#### WORK TO BE COMPLETED:
Each line below is to be copied out exactly, and none may be omitted.

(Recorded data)

____________

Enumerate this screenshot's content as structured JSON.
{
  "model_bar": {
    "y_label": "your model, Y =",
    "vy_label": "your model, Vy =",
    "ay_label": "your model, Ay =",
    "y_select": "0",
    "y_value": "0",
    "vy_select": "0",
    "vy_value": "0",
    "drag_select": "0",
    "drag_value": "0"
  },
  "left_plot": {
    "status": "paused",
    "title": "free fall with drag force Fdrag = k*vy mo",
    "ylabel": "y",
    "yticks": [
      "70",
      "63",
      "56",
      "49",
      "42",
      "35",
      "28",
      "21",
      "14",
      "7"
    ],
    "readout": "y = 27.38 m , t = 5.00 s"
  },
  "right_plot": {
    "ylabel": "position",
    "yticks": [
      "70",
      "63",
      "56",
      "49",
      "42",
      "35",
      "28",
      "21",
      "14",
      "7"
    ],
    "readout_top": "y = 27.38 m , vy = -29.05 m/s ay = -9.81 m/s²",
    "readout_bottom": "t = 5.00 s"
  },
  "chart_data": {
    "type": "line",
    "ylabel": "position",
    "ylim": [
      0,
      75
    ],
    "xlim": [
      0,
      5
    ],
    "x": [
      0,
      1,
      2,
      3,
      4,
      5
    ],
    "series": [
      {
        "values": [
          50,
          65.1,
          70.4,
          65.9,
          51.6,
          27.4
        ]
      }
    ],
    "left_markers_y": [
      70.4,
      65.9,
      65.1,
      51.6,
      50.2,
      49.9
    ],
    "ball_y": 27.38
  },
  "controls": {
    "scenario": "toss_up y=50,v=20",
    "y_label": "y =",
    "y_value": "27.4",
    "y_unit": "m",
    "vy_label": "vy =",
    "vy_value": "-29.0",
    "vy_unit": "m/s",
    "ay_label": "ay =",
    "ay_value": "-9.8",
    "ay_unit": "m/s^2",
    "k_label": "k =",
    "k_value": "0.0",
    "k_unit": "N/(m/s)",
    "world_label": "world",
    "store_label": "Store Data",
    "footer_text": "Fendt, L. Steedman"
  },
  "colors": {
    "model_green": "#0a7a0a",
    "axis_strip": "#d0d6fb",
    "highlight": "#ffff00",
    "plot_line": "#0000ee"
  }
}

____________

#### SOLUTION:
Enumerate this screenshot's content as structured JSON.
{
  "model_bar": {
    "y_label": "your model, Y =",
    "vy_label": "your model, Vy =",
    "ay_label": "your model, Ay =",
    "y_select": "0",
    "y_value": "0",
    "vy_select": "0",
    "vy_value": "0",
    "drag_select": "0",
    "drag_value": "0"
  },
  "left_plot": {
    "status": "paused",
    "title": "free fall with drag force Fdrag = k*vy mo",
    "ylabel": "y",
    "yticks": [
      "70",
      "63",
      "56",
      "49",
      "42",
      "35",
      "28",
      "21",
      "14",
      "7"
    ],
    "readout": "y = 27.38 m , t = 5.00 s"
  },
  "right_plot": {
    "ylabel": "position",
    "yticks": [
      "70",
      "63",
      "56",
      "49",
      "42",
      "35",
      "28",
      "21",
      "14",
      "7"
    ],
    "readout_top": "y = 27.38 m , vy = -29.05 m/s ay = -9.81 m/s²",
    "readout_bottom": "t = 5.00 s"
  },
  "chart_data": {
    "type": "line",
    "ylabel": "position",
    "ylim": [
      0,
      75
    ],
    "xlim": [
      0,
      5
    ],
    "x": [
      0,
      1,
      2,
      3,
      4,
      5
    ],
    "series": [
      {
        "values": [
          50,
          65.1,
          70.4,
          65.9,
          51.6,
          27.4
        ]
      }
    ],
    "left_markers_y": [
      70.4,
      65.9,
      65.1,
      51.6,
      50.2,
      49.9
    ],
    "ball_y": 27.38
  },
  "controls": {
    "scenario": "toss_up y=50,v=20",
    "y_label": "y =",
    "y_value": "27.4",
    "y_unit": "m",
    "vy_label": "vy =",
    "vy_value": "-29.0",
    "vy_unit": "m/s",
    "ay_label": "ay =",
    "ay_value": "-9.8",
    "ay_unit": "m/s^2",
    "k_label": "k =",
    "k_value": "0.0",
    "k_unit": "N/(m/s)",
    "world_label": "world",
    "store_label": "Store Data",
    "footer_text": "Fendt, L. Steedman"
  },
  "colors": {
    "model_green": "#0a7a0a",
    "axis_strip": "#d0d6fb",
    "highlight": "#ffff00",
    "plot_line": "#0000ee"
  }
}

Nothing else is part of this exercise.